Dataset rows for apps and sites
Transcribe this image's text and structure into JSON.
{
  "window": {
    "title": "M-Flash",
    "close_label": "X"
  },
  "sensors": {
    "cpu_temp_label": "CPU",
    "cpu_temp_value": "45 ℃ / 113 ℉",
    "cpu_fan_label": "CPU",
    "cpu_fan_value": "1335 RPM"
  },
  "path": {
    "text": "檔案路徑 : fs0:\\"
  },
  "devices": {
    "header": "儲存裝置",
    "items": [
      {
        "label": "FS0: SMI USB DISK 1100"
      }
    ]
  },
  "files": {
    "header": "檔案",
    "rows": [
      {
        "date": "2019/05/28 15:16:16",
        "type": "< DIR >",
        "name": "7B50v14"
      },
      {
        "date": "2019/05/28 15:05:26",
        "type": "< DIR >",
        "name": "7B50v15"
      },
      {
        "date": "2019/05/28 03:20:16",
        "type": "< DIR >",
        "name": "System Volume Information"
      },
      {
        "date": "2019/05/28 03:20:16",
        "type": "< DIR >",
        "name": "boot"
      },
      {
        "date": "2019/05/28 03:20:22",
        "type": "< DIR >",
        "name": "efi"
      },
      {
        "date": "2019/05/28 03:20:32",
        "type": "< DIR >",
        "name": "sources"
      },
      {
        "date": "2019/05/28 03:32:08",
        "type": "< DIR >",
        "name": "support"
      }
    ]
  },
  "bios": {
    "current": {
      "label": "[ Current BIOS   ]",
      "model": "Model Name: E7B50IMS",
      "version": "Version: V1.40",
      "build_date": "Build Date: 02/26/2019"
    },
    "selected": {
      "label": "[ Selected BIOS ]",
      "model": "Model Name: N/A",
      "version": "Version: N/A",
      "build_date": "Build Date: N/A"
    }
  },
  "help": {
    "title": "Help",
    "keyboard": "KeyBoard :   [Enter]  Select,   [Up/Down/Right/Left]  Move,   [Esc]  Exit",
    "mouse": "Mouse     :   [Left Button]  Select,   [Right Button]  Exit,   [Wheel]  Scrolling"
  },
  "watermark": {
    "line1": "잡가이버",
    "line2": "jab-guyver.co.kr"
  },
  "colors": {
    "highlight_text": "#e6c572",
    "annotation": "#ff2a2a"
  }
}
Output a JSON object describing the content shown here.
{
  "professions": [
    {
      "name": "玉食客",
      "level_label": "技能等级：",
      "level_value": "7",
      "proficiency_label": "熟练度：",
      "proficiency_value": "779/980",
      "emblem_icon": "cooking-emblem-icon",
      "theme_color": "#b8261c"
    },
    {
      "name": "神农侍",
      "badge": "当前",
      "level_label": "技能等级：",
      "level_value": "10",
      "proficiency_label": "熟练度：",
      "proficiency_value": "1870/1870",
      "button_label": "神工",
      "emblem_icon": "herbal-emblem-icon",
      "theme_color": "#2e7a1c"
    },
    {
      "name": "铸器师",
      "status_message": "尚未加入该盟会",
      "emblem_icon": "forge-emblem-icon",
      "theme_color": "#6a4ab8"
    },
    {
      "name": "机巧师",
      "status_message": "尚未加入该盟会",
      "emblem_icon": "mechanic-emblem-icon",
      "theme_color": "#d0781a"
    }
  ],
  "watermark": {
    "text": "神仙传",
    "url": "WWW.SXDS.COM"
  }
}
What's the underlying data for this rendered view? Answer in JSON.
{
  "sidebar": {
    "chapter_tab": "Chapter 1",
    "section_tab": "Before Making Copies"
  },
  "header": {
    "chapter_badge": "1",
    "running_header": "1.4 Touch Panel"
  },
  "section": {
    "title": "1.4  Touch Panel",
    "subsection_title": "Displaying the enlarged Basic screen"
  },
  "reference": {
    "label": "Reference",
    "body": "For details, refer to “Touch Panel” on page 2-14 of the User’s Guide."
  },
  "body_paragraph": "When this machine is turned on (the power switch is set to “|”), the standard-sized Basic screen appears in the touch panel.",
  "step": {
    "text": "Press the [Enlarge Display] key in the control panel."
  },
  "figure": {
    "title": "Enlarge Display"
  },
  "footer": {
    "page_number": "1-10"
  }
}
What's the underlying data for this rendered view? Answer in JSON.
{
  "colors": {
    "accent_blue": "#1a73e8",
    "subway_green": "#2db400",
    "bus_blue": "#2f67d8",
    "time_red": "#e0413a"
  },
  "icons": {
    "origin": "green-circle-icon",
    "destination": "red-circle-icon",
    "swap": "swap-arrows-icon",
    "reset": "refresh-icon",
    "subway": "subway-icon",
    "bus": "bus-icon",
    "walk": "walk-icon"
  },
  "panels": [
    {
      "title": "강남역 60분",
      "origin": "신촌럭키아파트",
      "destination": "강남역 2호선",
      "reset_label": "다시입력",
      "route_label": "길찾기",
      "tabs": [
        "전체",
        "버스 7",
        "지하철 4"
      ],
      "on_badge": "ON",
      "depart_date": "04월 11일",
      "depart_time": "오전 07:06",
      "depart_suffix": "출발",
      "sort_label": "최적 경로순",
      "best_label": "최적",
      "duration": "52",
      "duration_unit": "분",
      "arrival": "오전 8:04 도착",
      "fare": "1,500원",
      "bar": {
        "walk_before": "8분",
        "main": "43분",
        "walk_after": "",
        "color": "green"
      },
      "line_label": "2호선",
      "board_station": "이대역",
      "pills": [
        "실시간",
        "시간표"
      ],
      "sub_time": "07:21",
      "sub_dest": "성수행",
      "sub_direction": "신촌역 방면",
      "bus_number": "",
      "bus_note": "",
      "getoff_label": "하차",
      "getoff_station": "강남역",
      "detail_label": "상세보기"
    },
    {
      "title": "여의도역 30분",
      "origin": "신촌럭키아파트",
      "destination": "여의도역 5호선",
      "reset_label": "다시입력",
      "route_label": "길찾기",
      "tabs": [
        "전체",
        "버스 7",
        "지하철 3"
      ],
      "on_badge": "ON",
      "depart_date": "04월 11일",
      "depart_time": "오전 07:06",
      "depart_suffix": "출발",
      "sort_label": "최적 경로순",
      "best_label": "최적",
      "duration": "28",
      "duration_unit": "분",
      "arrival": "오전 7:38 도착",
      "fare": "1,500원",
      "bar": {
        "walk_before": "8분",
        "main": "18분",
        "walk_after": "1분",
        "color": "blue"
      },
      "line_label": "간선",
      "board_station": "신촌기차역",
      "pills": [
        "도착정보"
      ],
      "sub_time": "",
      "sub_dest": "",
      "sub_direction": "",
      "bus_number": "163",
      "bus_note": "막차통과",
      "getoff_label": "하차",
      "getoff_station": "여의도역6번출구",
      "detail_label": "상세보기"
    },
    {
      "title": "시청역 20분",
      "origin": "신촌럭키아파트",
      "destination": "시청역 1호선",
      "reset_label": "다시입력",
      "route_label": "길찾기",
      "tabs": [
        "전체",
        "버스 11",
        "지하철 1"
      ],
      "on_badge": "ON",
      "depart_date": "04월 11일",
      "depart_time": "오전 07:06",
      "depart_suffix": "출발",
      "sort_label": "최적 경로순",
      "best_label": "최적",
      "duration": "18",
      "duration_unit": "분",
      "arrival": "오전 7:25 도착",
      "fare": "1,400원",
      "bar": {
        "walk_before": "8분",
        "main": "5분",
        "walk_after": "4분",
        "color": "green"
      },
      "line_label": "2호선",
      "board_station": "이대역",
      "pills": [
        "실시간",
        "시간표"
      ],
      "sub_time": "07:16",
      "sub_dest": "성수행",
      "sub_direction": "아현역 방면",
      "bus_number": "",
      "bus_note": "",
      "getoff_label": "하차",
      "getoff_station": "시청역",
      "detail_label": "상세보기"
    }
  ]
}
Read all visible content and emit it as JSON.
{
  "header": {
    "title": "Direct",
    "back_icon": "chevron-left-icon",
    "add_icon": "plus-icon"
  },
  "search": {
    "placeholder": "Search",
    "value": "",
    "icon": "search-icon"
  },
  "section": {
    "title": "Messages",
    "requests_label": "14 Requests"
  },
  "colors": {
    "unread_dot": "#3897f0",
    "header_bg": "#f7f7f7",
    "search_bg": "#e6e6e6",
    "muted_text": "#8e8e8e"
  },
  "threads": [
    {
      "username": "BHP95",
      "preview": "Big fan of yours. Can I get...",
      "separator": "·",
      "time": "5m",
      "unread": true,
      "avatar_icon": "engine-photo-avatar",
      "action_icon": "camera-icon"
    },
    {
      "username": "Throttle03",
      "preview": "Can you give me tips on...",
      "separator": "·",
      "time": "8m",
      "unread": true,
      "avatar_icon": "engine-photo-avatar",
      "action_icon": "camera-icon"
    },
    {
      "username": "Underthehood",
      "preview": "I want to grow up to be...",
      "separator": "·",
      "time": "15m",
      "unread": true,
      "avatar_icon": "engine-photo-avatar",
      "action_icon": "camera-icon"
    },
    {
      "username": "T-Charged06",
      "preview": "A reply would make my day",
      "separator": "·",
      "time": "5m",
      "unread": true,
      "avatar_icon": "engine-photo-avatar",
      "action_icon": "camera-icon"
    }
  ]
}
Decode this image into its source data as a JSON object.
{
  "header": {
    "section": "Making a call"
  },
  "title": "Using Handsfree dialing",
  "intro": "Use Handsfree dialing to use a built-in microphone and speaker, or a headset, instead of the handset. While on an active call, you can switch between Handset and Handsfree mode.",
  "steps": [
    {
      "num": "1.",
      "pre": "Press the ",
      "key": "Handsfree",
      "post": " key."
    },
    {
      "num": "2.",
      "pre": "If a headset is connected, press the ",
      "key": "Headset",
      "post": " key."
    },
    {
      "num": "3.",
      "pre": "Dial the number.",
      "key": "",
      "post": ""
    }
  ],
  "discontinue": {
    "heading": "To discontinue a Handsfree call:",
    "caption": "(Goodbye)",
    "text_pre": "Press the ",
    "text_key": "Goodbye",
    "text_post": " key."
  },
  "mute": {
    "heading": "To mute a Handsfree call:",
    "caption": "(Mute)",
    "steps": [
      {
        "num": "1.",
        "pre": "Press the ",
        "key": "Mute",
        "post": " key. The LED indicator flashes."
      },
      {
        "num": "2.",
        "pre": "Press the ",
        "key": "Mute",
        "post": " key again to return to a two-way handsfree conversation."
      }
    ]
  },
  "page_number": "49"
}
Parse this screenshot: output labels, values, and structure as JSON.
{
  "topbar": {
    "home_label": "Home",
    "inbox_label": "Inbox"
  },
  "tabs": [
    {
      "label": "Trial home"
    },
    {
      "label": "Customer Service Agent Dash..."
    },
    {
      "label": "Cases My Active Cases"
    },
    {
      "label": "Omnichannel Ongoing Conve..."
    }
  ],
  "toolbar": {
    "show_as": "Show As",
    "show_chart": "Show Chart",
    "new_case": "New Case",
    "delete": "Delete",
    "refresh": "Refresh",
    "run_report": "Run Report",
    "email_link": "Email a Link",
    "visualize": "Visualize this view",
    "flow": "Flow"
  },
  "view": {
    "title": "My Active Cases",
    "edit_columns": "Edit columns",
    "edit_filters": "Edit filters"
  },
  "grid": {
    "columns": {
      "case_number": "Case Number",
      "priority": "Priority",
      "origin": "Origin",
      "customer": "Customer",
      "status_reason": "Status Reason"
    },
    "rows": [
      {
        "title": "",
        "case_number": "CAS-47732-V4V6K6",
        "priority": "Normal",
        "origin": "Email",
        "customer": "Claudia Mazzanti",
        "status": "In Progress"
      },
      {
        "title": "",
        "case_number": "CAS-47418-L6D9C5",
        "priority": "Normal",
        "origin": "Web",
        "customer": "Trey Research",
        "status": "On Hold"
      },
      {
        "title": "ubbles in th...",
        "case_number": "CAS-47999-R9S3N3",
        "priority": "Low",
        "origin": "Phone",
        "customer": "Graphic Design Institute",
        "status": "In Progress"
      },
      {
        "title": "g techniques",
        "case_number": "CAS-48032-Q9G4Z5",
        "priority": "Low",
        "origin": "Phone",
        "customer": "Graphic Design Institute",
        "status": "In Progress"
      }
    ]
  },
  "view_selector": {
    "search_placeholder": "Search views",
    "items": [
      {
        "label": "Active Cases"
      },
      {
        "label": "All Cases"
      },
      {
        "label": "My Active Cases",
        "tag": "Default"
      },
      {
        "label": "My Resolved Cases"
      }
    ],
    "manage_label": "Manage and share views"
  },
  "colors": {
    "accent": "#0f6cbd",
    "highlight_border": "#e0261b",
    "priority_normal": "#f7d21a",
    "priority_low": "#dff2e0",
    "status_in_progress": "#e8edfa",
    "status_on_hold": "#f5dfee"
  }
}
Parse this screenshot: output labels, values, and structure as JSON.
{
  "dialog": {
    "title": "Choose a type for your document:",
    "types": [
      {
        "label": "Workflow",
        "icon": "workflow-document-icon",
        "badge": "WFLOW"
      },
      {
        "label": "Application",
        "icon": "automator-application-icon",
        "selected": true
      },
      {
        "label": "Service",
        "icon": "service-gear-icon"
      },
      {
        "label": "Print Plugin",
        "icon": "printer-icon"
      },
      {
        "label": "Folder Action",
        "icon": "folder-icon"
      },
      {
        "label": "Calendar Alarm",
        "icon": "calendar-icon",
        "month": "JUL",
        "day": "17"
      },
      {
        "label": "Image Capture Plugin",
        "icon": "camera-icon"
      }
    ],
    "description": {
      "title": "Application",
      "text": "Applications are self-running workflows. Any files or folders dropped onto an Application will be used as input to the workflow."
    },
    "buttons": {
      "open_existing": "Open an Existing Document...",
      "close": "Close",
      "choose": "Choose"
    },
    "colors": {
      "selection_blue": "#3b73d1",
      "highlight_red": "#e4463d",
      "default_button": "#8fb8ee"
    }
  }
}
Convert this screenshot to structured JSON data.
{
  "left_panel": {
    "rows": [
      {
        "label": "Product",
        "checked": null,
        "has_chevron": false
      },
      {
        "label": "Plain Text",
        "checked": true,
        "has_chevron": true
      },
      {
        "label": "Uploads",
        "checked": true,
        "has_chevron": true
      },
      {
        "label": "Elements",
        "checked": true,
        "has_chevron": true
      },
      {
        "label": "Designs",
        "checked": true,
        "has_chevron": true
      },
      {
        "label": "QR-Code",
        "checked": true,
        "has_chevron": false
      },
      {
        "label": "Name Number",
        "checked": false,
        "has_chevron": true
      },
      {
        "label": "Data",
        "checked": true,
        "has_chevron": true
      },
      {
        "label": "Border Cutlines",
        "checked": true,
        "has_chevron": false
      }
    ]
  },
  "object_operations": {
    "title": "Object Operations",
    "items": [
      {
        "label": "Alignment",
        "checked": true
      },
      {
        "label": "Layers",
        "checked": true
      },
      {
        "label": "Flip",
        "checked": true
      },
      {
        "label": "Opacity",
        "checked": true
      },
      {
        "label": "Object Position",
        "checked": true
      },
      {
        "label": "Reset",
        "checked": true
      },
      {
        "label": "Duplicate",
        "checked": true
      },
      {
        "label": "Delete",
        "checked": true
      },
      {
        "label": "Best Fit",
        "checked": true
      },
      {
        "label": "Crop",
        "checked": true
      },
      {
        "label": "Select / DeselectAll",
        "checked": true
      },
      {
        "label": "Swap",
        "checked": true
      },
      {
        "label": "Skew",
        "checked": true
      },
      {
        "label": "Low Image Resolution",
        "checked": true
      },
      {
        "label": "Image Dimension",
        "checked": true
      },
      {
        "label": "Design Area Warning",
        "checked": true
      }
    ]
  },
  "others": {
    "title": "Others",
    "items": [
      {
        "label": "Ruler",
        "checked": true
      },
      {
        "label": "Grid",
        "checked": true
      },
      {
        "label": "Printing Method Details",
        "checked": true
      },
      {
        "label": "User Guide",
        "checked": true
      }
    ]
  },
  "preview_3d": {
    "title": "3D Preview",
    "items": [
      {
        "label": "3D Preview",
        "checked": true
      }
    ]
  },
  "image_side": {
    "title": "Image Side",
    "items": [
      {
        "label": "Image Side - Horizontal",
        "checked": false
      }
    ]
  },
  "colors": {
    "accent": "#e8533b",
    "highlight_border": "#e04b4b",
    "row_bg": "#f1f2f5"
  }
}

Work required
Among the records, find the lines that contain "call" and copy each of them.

Exercise result
    "section": "Making a call"
  "intro": "Use Handsfree dialing to use a built-in microphone and speaker, or a headset, instead of the handset. While on an active call, you can switch between Handset and Handsfree mode.",
    "heading": "To discontinue a Handsfree call:",
    "heading": "To mute a Handsfree call:",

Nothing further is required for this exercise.